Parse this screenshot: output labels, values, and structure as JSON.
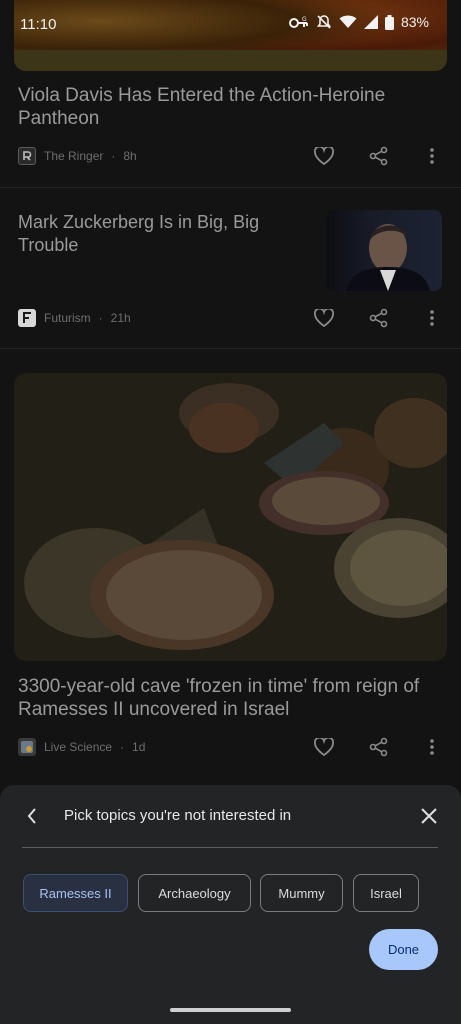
{
  "status_bar": {
    "time": "11:10",
    "battery": "83%",
    "icons": [
      "vpn-key-icon",
      "mute-icon",
      "wifi-icon",
      "signal-icon",
      "battery-icon"
    ]
  },
  "articles": [
    {
      "title": "Viola Davis Has Entered the Action-Heroine Pantheon",
      "source": "The Ringer",
      "age": "8h"
    },
    {
      "title": "Mark Zuckerberg Is in Big, Big Trouble",
      "source": "Futurism",
      "age": "21h"
    },
    {
      "title": "3300-year-old cave 'frozen in time' from reign of Ramesses II uncovered in Israel",
      "source": "Live Science",
      "age": "1d"
    }
  ],
  "sheet": {
    "title": "Pick topics you're not interested in",
    "topics": [
      "Ramesses II",
      "Archaeology",
      "Mummy",
      "Israel"
    ],
    "selected_topic": "Ramesses II",
    "done_label": "Done"
  },
  "colors": {
    "sheet_bg": "#232426",
    "done_bg": "#a8c7fa",
    "chip_selected_text": "#a9c2f2"
  }
}
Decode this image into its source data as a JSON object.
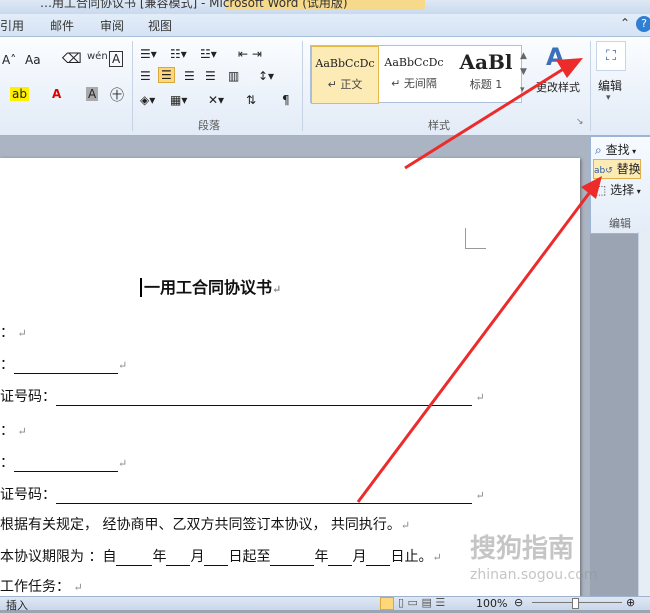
{
  "window": {
    "title": "…用工合同协议书 [兼容模式] - Microsoft Word (试用版)"
  },
  "tabs": [
    "引用",
    "邮件",
    "审阅",
    "视图"
  ],
  "ribbon": {
    "font_glyphs": {
      "size_inc": "A˄",
      "aa": "Aa",
      "pinyin": "wén",
      "char_border": "A"
    },
    "styles": [
      {
        "sample": "AaBbCcDc",
        "name": "↵ 正文"
      },
      {
        "sample": "AaBbCcDc",
        "name": "↵ 无间隔"
      },
      {
        "sample": "AaBl",
        "name": "标题 1"
      }
    ],
    "change_styles": "更改样式",
    "edit_big": "编辑",
    "group_paragraph": "段落",
    "group_styles": "样式"
  },
  "side_panel": {
    "find": "查找",
    "replace": "替换",
    "select": "选择",
    "group": "编辑"
  },
  "document": {
    "title": "一用工合同协议书",
    "lines": [
      {
        "prefix": "：",
        "blank": "",
        "suffix": ""
      },
      {
        "prefix": "：",
        "blank": "",
        "suffix": ""
      },
      {
        "prefix": "证号码：",
        "blank": "",
        "suffix": ""
      },
      {
        "prefix": "：",
        "blank": "",
        "suffix": ""
      },
      {
        "prefix": "：",
        "blank": "",
        "suffix": ""
      },
      {
        "prefix": "证号码：",
        "blank": "",
        "suffix": ""
      }
    ],
    "clause1": "根据有关规定， 经协商甲、乙双方共同签订本协议， 共同执行。",
    "clause2_a": "本协议期限为 ：自",
    "clause2_year1": "年",
    "clause2_month1": "月",
    "clause2_day1": "日起至",
    "clause2_year2": "年",
    "clause2_month2": "月",
    "clause2_day2": "日止。",
    "clause3": "工作任务："
  },
  "status": {
    "mode": "插入",
    "zoom": "100%"
  },
  "watermark": {
    "text": "搜狗指南",
    "url": "zhinan.sogou.com"
  },
  "colors": {
    "arrow": "#ec2b2b",
    "highlight": "#fdebb6"
  }
}
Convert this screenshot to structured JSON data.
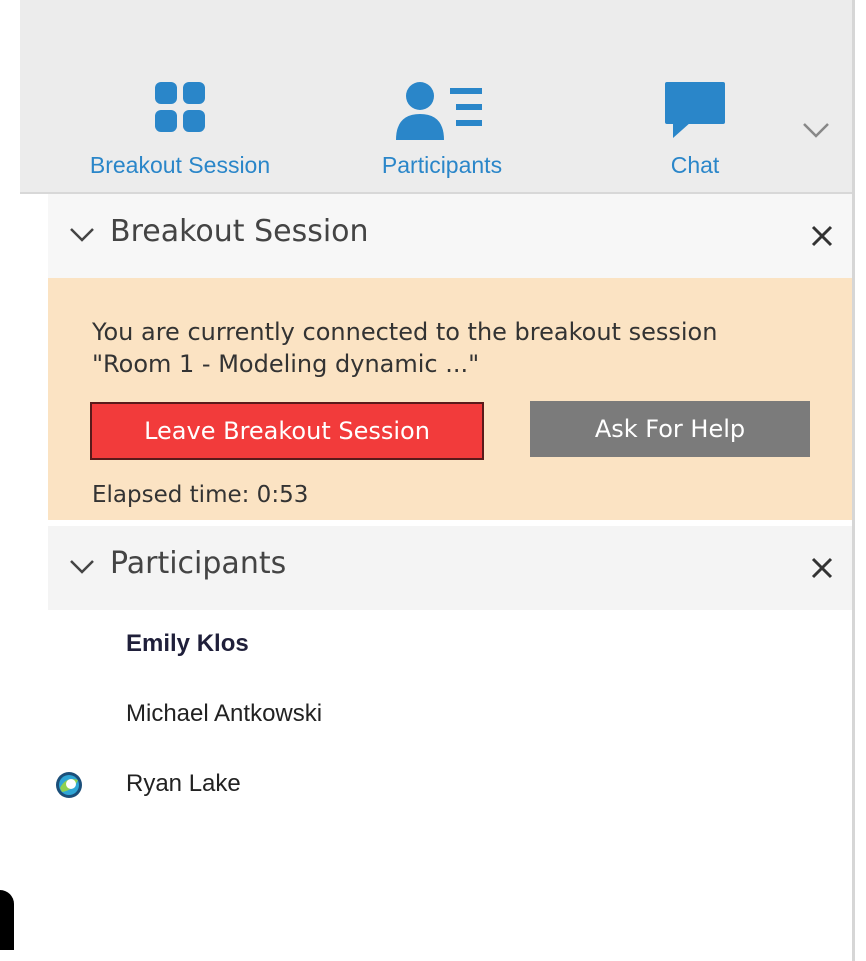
{
  "toolbar": {
    "items": [
      {
        "label": "Breakout Session",
        "icon": "breakout-grid-icon"
      },
      {
        "label": "Participants",
        "icon": "participants-icon"
      },
      {
        "label": "Chat",
        "icon": "chat-bubble-icon"
      }
    ],
    "more_icon": "chevron-down-icon",
    "accent_color": "#2a86c9"
  },
  "breakout_panel": {
    "title": "Breakout Session",
    "message": "You are currently connected to the breakout session\n\"Room 1 - Modeling dynamic ...\"",
    "leave_label": "Leave Breakout Session",
    "help_label": "Ask For Help",
    "elapsed": "Elapsed time: 0:53",
    "leave_color": "#f23b3b",
    "notice_color": "#fbe3c3"
  },
  "participants_panel": {
    "title": "Participants",
    "items": [
      {
        "name": "Emily Klos",
        "role": "host"
      },
      {
        "name": "Michael Antkowski",
        "role": "attendee"
      },
      {
        "name": "Ryan Lake",
        "role": "presenter"
      }
    ]
  }
}
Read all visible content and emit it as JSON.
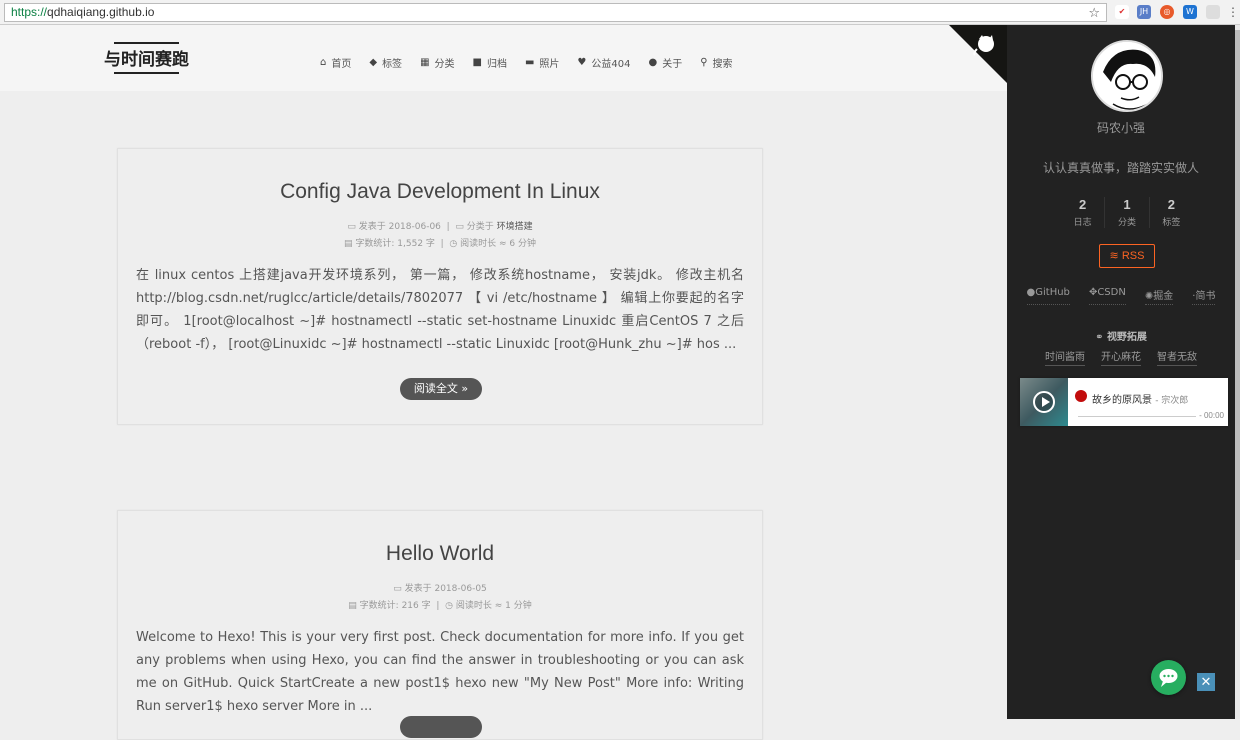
{
  "browser": {
    "url_proto": "https://",
    "url_host": "qdhaiqiang.github.io",
    "ext_labels": [
      "JH",
      "W"
    ]
  },
  "header": {
    "brand": "与时间赛跑",
    "nav": [
      {
        "icon": "home-icon",
        "label": "首页"
      },
      {
        "icon": "tags-icon",
        "label": "标签"
      },
      {
        "icon": "th-icon",
        "label": "分类"
      },
      {
        "icon": "archive-icon",
        "label": "归档"
      },
      {
        "icon": "folder-icon",
        "label": "照片"
      },
      {
        "icon": "heartbeat-icon",
        "label": "公益404"
      },
      {
        "icon": "user-icon",
        "label": "关于"
      },
      {
        "icon": "search-icon",
        "label": "搜索"
      }
    ]
  },
  "posts": [
    {
      "title": "Config Java Development In Linux",
      "posted_label": "发表于",
      "date": "2018-06-06",
      "category_label": "分类于",
      "category": "环境搭建",
      "words_label": "字数统计:",
      "words": "1,552 字",
      "reading_label": "阅读时长 ≈",
      "reading": "6 分钟",
      "excerpt": "在 linux centos 上搭建java开发环境系列， 第一篇， 修改系统hostname， 安装jdk。 修改主机名 http://blog.csdn.net/ruglcc/article/details/7802077 【 vi /etc/hostname 】 编辑上你要起的名字即可。 1[root@localhost ~]# hostnamectl --static set-hostname Linuxidc 重启CentOS 7 之后 （reboot -f）， [root@Linuxidc ~]# hostnamectl --static Linuxidc [root@Hunk_zhu ~]# hos ...",
      "read_more": "阅读全文 »"
    },
    {
      "title": "Hello World",
      "posted_label": "发表于",
      "date": "2018-06-05",
      "words_label": "字数统计:",
      "words": "216 字",
      "reading_label": "阅读时长 ≈",
      "reading": "1 分钟",
      "excerpt": "Welcome to Hexo! This is your very first post. Check documentation for more info. If you get any problems when using Hexo, you can find the answer in troubleshooting or you can ask me on GitHub. Quick StartCreate a new post1$ hexo new \"My New Post\" More info: Writing Run server1$ hexo server More in ..."
    }
  ],
  "sidebar": {
    "name": "码农小强",
    "description": "认认真真做事，踏踏实实做人",
    "stats": [
      {
        "num": "2",
        "label": "日志"
      },
      {
        "num": "1",
        "label": "分类"
      },
      {
        "num": "2",
        "label": "标签"
      }
    ],
    "rss": "RSS",
    "social": [
      {
        "icon": "github-icon",
        "label": "GitHub"
      },
      {
        "icon": "csdn-icon",
        "label": "CSDN"
      },
      {
        "icon": "juejin-icon",
        "label": "掘金"
      },
      {
        "icon": "jianshu-icon",
        "label": "简书"
      }
    ],
    "links_title": "视野拓展",
    "links": [
      "时间酱雨",
      "开心麻花",
      "智者无敌"
    ],
    "player": {
      "song": "故乡的原风景",
      "artist": "宗次郎",
      "time": "- 00:00"
    }
  },
  "colors": {
    "accent_rss": "#fc6423",
    "sidebar_bg": "#222222",
    "chat_green": "#27ae60"
  }
}
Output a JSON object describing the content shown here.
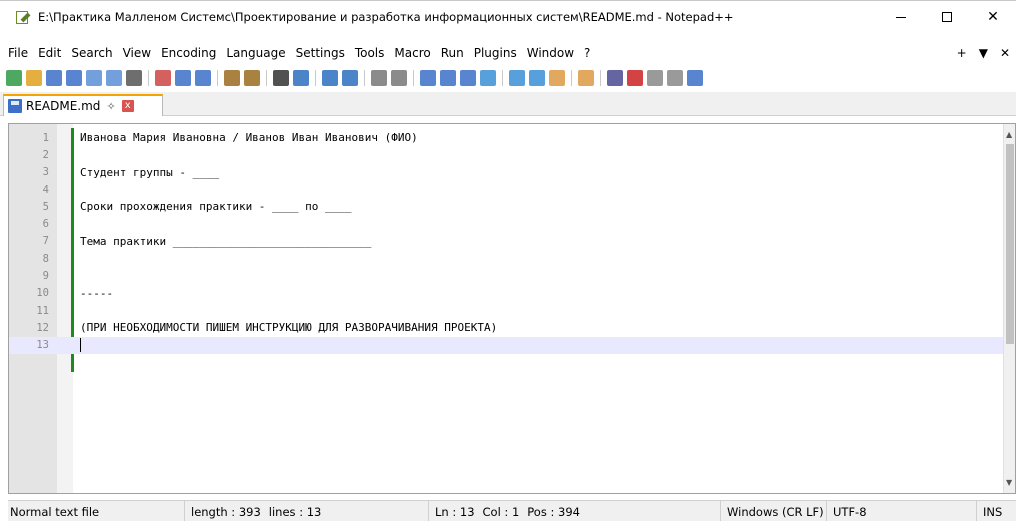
{
  "window": {
    "title": "E:\\Практика Малленом Системс\\Проектирование и разработка информационных систем\\README.md - Notepad++",
    "minimize": "—",
    "maximize": "☐",
    "close": "✕"
  },
  "menu": {
    "items": [
      "File",
      "Edit",
      "Search",
      "View",
      "Encoding",
      "Language",
      "Settings",
      "Tools",
      "Macro",
      "Run",
      "Plugins",
      "Window",
      "?"
    ],
    "right": [
      "+",
      "▼",
      "✕"
    ]
  },
  "toolbar": {
    "icons": [
      "new-file-icon",
      "open-file-icon",
      "save-icon",
      "save-all-icon",
      "close-icon",
      "close-all-icon",
      "print-icon",
      "cut-icon",
      "copy-icon",
      "paste-icon",
      "undo-icon",
      "redo-icon",
      "find-icon",
      "replace-icon",
      "zoom-in-icon",
      "zoom-out-icon",
      "sync-vertical-icon",
      "sync-horizontal-icon",
      "word-wrap-icon",
      "show-all-chars-icon",
      "indent-guide-icon",
      "language-icon",
      "doc-map-icon",
      "function-list-icon",
      "folder-workspace-icon",
      "monitoring-icon",
      "record-macro-icon",
      "stop-macro-icon",
      "play-macro-icon",
      "run-macro-multiple-icon",
      "save-macro-icon"
    ]
  },
  "tab": {
    "label": "README.md",
    "pin": "✧",
    "close": "x"
  },
  "editor": {
    "lines": [
      {
        "n": "1",
        "text": "Иванова Мария Ивановна / Иванов Иван Иванович (ФИО)"
      },
      {
        "n": "2",
        "text": ""
      },
      {
        "n": "3",
        "text": "Студент группы - ____"
      },
      {
        "n": "4",
        "text": ""
      },
      {
        "n": "5",
        "text": "Сроки прохождения практики - ____ по ____"
      },
      {
        "n": "6",
        "text": ""
      },
      {
        "n": "7",
        "text": "Тема практики ______________________________"
      },
      {
        "n": "8",
        "text": ""
      },
      {
        "n": "9",
        "text": ""
      },
      {
        "n": "10",
        "text": "-----"
      },
      {
        "n": "11",
        "text": ""
      },
      {
        "n": "12",
        "text": "(ПРИ НЕОБХОДИМОСТИ ПИШЕМ ИНСТРУКЦИЮ ДЛЯ РАЗВОРАЧИВАНИЯ ПРОЕКТА)"
      },
      {
        "n": "13",
        "text": ""
      }
    ],
    "current_line": 13
  },
  "status": {
    "file_type": "Normal text file",
    "length": "length : 393",
    "lines": "lines : 13",
    "ln": "Ln : 13",
    "col": "Col : 1",
    "pos": "Pos : 394",
    "eol": "Windows (CR LF)",
    "encoding": "UTF-8",
    "mode": "INS"
  },
  "colors": {
    "tab_accent": "#f4a300",
    "change_bar": "#1e8a1e",
    "current_line": "#e8e8ff"
  }
}
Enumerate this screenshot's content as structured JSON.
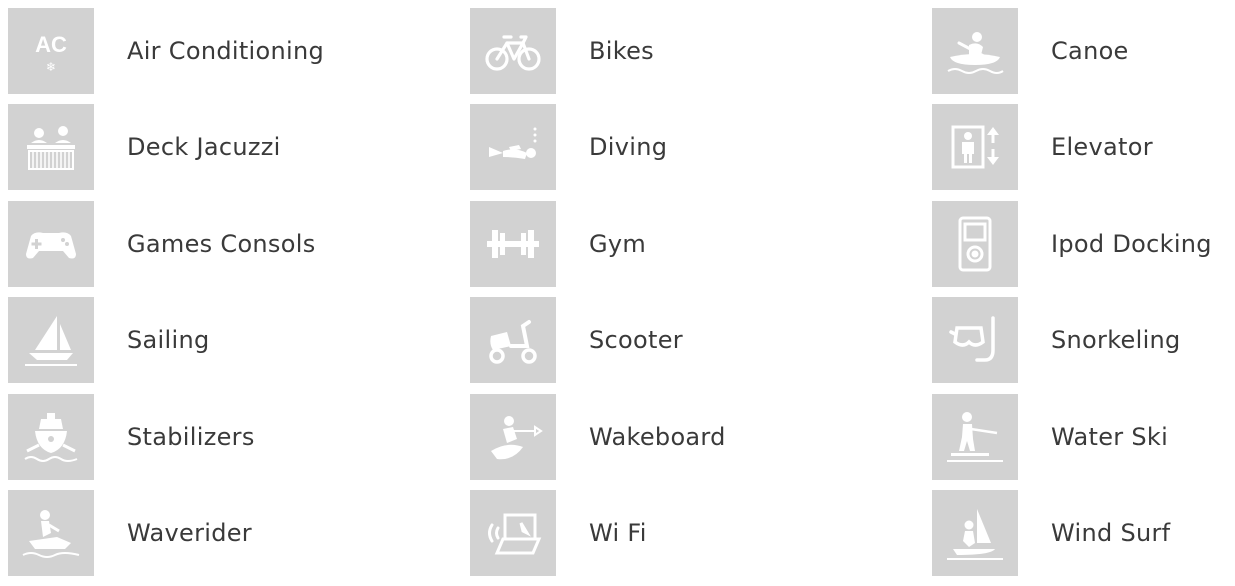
{
  "amenities": [
    {
      "label": "Air Conditioning",
      "icon": "air-conditioning-icon",
      "icon_text": "AC",
      "icon_glyph": "❄"
    },
    {
      "label": "Bikes",
      "icon": "bike-icon"
    },
    {
      "label": "Canoe",
      "icon": "canoe-icon"
    },
    {
      "label": "Deck Jacuzzi",
      "icon": "jacuzzi-icon"
    },
    {
      "label": "Diving",
      "icon": "diver-icon"
    },
    {
      "label": "Elevator",
      "icon": "elevator-icon"
    },
    {
      "label": "Games Consols",
      "icon": "gamepad-icon"
    },
    {
      "label": "Gym",
      "icon": "dumbbell-icon"
    },
    {
      "label": "Ipod Docking",
      "icon": "ipod-icon"
    },
    {
      "label": "Sailing",
      "icon": "sailboat-icon"
    },
    {
      "label": "Scooter",
      "icon": "scooter-icon"
    },
    {
      "label": "Snorkeling",
      "icon": "snorkel-mask-icon"
    },
    {
      "label": "Stabilizers",
      "icon": "ship-stabilizer-icon"
    },
    {
      "label": "Wakeboard",
      "icon": "wakeboard-icon"
    },
    {
      "label": "Water Ski",
      "icon": "water-ski-icon"
    },
    {
      "label": "Waverider",
      "icon": "jet-ski-icon"
    },
    {
      "label": "Wi Fi",
      "icon": "wifi-laptop-icon"
    },
    {
      "label": "Wind Surf",
      "icon": "windsurf-icon"
    }
  ],
  "colors": {
    "tile_background": "#d2d2d2",
    "icon": "#ffffff",
    "label_text": "#3a3a3a"
  }
}
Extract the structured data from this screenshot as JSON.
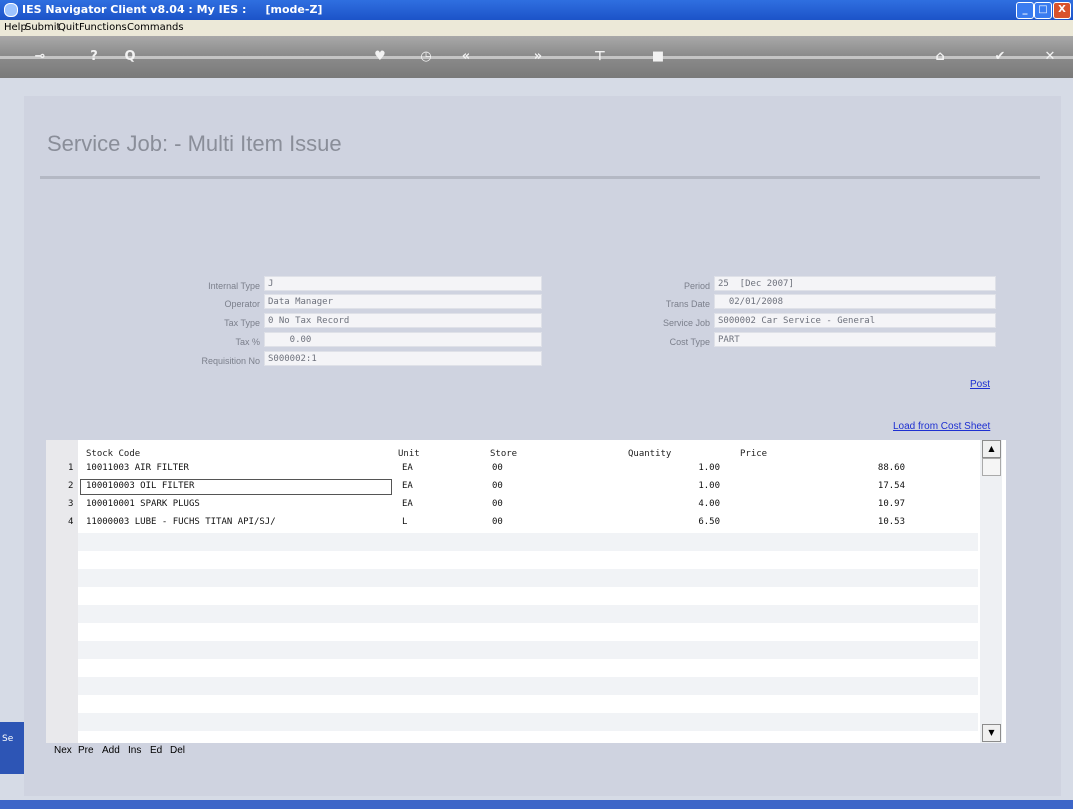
{
  "window": {
    "title": "IES Navigator Client v8.04 : My IES :     [mode-Z]",
    "min": "_",
    "max": "□",
    "close": "X"
  },
  "menu": [
    "Help",
    "Submit",
    "Quit",
    "Functions",
    "Commands"
  ],
  "page": {
    "title": "Service Job: - Multi Item Issue"
  },
  "form_left": [
    {
      "label": "Internal Type",
      "value": "J"
    },
    {
      "label": "Operator",
      "value": "Data Manager"
    },
    {
      "label": "Tax Type",
      "value": "0 No Tax Record"
    },
    {
      "label": "Tax %",
      "value": "    0.00"
    },
    {
      "label": "Requisition No",
      "value": "S000002:1"
    }
  ],
  "form_right": [
    {
      "label": "Period",
      "value": "25  [Dec 2007]"
    },
    {
      "label": "Trans Date",
      "value": "  02/01/2008"
    },
    {
      "label": "Service Job",
      "value": "S000002 Car Service - General"
    },
    {
      "label": "Cost Type",
      "value": "PART"
    }
  ],
  "links": {
    "post": "Post",
    "load": "Load from Cost Sheet"
  },
  "table": {
    "headers": [
      "Stock Code",
      "Unit",
      "Store",
      "Quantity",
      "Price"
    ],
    "rows": [
      {
        "num": "1",
        "code": "10011003 AIR FILTER",
        "unit": "EA",
        "store": "00",
        "qty": "1.00",
        "price": "88.60"
      },
      {
        "num": "2",
        "code": "100010003 OIL FILTER",
        "unit": "EA",
        "store": "00",
        "qty": "1.00",
        "price": "17.54"
      },
      {
        "num": "3",
        "code": "100010001 SPARK PLUGS",
        "unit": "EA",
        "store": "00",
        "qty": "4.00",
        "price": "10.97"
      },
      {
        "num": "4",
        "code": "11000003 LUBE - FUCHS TITAN API/SJ/",
        "unit": "L",
        "store": "00",
        "qty": "6.50",
        "price": "10.53"
      }
    ]
  },
  "bottom_buttons": [
    "Nex",
    "Pre",
    "Add",
    "Ins",
    "Ed",
    "Del"
  ],
  "side_stub": "Se",
  "icons": [
    "key-icon",
    "help-icon",
    "search-icon",
    "heart-icon",
    "clock-icon",
    "first-icon",
    "last-icon",
    "tree-icon",
    "stop-icon",
    "home-icon",
    "check-icon",
    "close-icon"
  ]
}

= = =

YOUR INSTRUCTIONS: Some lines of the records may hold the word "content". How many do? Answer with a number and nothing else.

YOUR RESPONSE: 3